I was terrified of it.

I expected that I would catch fire if I tried to light it, or blow up Mama’s house.  But Mama always said that it was the best way to cook.  Even though she could have replaced it with a more modern electric stove at some point, she never did.

Up until the early 80s, both the mammoth refrigerator and the stove were still going strong. They don’t make appliances like that anymore.  I still have the fridge.  It doesn’t run now, but it makes a wonderful baking pantry. Besides, it’s like a family member. Wherever I go, it will always go with me.  Sadly, I don’t know what happened to the old O’Keefe and Merritt, but just a few years ago, we moved to a new house with gas available in the kitchen, so we bought a gas oven, and I was able to experience gas cooking again.  And Mama was right, of course. It’s the best way to cook.

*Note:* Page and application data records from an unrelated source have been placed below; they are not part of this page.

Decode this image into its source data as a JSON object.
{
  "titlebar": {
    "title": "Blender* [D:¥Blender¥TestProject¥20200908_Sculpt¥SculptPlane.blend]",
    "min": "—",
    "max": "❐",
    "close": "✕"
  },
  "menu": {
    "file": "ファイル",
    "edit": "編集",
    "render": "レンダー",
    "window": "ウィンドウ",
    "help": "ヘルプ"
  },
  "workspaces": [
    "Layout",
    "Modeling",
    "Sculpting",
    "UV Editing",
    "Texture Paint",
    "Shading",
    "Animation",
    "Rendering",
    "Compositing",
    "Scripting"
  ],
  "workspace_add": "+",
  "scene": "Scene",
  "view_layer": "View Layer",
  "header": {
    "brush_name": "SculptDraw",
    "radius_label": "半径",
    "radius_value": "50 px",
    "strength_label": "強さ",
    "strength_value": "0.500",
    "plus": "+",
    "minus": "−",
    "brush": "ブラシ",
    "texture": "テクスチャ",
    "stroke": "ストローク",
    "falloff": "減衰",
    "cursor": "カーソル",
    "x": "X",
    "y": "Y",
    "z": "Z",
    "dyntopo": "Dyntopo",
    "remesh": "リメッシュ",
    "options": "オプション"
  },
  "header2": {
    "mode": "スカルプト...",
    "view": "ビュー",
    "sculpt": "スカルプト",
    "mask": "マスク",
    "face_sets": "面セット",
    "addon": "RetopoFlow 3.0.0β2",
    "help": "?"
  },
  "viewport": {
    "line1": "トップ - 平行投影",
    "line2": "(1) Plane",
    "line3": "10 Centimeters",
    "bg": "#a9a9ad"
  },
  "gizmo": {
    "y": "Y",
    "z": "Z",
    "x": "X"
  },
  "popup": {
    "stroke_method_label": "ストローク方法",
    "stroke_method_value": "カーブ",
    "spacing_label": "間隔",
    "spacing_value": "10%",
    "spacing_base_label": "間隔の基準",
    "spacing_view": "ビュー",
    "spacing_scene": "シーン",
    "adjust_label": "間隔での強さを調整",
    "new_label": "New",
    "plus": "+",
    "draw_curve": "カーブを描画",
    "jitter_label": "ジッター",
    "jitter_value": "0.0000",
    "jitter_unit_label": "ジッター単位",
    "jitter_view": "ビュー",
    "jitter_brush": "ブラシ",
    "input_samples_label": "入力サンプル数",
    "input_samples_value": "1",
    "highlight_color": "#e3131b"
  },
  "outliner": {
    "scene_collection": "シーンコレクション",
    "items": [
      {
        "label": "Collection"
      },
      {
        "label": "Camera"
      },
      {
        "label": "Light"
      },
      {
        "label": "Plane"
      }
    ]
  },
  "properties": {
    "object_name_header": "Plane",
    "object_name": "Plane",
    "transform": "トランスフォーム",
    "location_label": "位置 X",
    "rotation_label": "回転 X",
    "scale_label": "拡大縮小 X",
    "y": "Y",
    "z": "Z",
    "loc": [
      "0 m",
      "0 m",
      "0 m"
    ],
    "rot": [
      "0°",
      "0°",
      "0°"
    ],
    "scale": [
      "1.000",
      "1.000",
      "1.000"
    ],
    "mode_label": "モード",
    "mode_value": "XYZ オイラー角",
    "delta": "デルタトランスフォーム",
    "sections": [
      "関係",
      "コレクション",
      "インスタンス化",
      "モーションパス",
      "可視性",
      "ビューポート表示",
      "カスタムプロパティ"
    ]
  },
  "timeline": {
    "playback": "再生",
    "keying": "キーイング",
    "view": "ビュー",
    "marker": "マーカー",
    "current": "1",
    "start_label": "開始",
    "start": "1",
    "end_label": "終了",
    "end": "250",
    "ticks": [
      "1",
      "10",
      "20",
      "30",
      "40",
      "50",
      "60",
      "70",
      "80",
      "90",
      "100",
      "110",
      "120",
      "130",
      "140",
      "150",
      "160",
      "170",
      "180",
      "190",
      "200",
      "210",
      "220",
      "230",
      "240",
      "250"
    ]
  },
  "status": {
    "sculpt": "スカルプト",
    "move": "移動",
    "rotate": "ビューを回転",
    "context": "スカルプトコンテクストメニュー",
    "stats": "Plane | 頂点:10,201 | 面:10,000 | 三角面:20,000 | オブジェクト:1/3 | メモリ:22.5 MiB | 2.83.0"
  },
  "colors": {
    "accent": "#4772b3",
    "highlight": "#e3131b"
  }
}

There is a smell that comes from a gas oven which is particularly distinct. If you grew up in a house with a gas oven, you know that smell. The first night we were in our new house, I had a pan of lasagna from the freezer that I was going to cook. I turned on the oven to let it warm.  And there it was. That smell. I stood stock-still in my chaotic, still-not-unpacked kitchen, closed my eyes, and inhaled deeply.

Me: “Smell that?”

Husband:  “What, the oven? Yeah, why?”

Me: “It smells just like Mama’s kitchen.”

It smelled just like home.